--- Task description ---
Scan the lines below for "screenshot"; report the number of lines that contain it, and only that.

== Given data

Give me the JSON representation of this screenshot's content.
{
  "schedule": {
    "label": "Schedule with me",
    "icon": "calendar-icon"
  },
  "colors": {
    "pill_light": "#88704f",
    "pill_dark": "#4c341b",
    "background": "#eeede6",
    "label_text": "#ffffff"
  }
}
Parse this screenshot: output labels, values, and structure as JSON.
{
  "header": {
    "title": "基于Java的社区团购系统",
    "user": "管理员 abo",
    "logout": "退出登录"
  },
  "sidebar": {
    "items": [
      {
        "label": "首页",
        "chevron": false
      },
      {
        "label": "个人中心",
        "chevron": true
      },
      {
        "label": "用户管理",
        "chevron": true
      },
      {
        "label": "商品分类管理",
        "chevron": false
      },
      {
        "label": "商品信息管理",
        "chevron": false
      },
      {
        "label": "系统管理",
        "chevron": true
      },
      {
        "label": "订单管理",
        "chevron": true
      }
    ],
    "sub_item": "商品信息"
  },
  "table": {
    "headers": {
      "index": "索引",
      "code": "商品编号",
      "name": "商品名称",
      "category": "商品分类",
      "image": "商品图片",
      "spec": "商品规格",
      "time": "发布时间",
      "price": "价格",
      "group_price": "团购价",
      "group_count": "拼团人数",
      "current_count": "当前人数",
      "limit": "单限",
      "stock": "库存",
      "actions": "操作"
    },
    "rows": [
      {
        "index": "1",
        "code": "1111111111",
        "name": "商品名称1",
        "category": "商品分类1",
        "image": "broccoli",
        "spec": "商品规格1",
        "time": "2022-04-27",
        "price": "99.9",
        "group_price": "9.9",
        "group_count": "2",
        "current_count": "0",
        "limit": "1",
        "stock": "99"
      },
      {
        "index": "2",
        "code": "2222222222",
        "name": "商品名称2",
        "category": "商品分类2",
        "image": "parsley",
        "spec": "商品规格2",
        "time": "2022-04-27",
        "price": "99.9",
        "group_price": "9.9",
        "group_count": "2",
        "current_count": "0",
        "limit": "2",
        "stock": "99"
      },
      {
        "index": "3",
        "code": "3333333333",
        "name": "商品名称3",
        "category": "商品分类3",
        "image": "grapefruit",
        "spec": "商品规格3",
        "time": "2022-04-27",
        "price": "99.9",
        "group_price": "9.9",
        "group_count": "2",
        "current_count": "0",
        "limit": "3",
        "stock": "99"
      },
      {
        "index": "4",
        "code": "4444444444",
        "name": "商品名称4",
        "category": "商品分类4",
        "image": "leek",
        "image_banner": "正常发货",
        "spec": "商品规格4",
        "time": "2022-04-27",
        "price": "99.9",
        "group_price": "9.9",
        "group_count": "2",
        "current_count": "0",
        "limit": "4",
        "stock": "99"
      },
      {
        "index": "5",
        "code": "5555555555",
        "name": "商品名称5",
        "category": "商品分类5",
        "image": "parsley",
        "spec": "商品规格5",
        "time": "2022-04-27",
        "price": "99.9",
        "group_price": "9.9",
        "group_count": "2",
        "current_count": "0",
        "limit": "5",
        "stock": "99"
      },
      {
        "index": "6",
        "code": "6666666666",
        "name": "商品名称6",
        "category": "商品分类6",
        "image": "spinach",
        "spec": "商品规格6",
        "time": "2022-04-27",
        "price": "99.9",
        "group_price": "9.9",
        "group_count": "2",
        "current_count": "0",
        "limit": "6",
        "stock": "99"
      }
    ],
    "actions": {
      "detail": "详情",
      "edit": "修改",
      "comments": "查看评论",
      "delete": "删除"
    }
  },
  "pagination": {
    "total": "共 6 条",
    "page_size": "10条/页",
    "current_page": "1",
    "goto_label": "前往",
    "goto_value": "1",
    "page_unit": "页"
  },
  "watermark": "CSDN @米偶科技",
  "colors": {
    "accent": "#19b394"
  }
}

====

--- Written reply ---
2